Class Choice - Look at Beguiler
Sorcerer would work as a first class choice. Beguiler (Players Handbook II) would work even better, as it's also a spontaneous caster, only one whose key stat is Intelligence (same as the Wizard). This plays off a stat you already need and fits the idea of a "learned" character who also has innate ability.
Add Ultimate Magus as a Prestige Class
If you go Beguiler/Wizard or Sorceror/Wizard, you can then go into the Ultimate Magus (Complete Mage) prestige class, and boost spellcasting from both at the same time. One would go up faster than the other, but the class also lets you use spells from one to power metamagic from the other, and it can do some pretty neat things. See also What exactly are Prestige classes, and what purpose do they serve?
Instead of just taking the spontaneous spells as a one off thing, this lets you develop both of them as the character learns to blend his two types of magic together. It's a pretty neat (and powerful) concept.
This answer has some useful information on how to get the most out of Ultimate Magus.
Wizards can get the ability to cast any Divination spell spontaneously by trading their 5th level bonus feat for this ACF. It does what it says - you can trade any prepared spell you have to spontaneously cast any Divination spell you can cast of equal or lower level.
Other Option - Reserve Feats
If you don't want to multiclass but still want some spontaneous abilities, reserve feats are another option. These let you use some power so long as you have a spell "in reserve" that you don't cast. Examples are things like being able to do small flame strikes, shoot lightning, summon elementals, create force darts, or do some minor magic disruption. You can get that as early as level 3, and you can use them infinitely so long as you don't cast the reserved spell.

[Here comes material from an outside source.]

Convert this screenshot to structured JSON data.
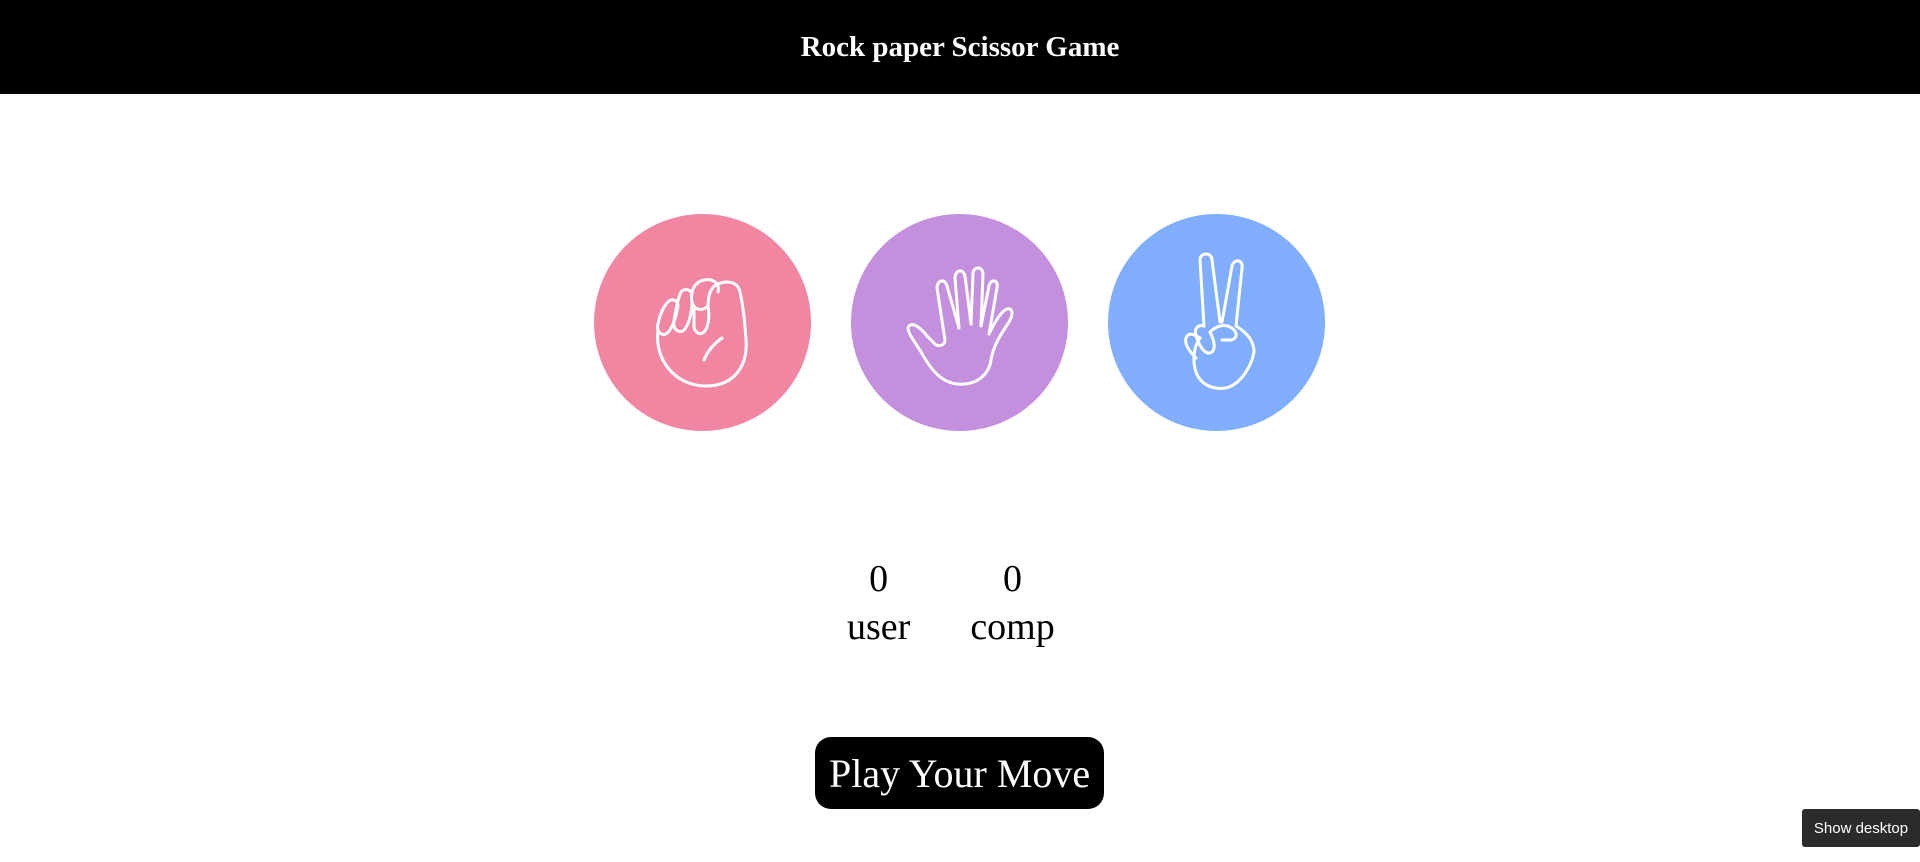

It's not as versatile as true spontaneous casting, but it also doesn't require multiclassing at all. So I felt it was wroth mentioning.
The Polymorph spell will give you a shiny new set of physical stats (but will not change your hp - that is what False Life is for). Presumably also you will be a Dragon or a Troll or something fancy.
The Reincarnation spell makes you young again, but presumably, removes the aging bonuses (nothing about this is explicit, but uh, hrm).
Be a Dragonwrought Kobold (and very, very old) for mental bonuses with no physical penalties.
Use Astral Seed and shenanigans to have your body 'reform' as that of, for example, a Great Wyrm Gold Dragon.
Have a higher leveled caster cast Polymorph Any Object on you to change you into a younger version of yourself/humanoid race of your choice. Duration is permanent, so although it can be dispelled, you won't be old even when you're asleep.
Become a Necropolitan, and never worry about that pesky Con score ever again.
Wait a bit, and then, become a Lich. Ergo, etc.
I can't recall anything that explicitly says that intelligent undead don't suffer physical aging penalties but benefit from mental aging gains, but it seems pretty reasonable.
Even getting bit by a vampire or lycanthrope is not a terrible idea if you don't plan to gain levels much (short duration campaign).
If you have Persist Cheese active, persisting a single buff like Bite of the Weretiger will trivially solve a lot of those issues by hugely boosting your physical stats and toughness.
If you want my advice, though, roll with having poor physical stats and make party members carry you around and stuff. Sounds hilarious and fun as hell to roleplay.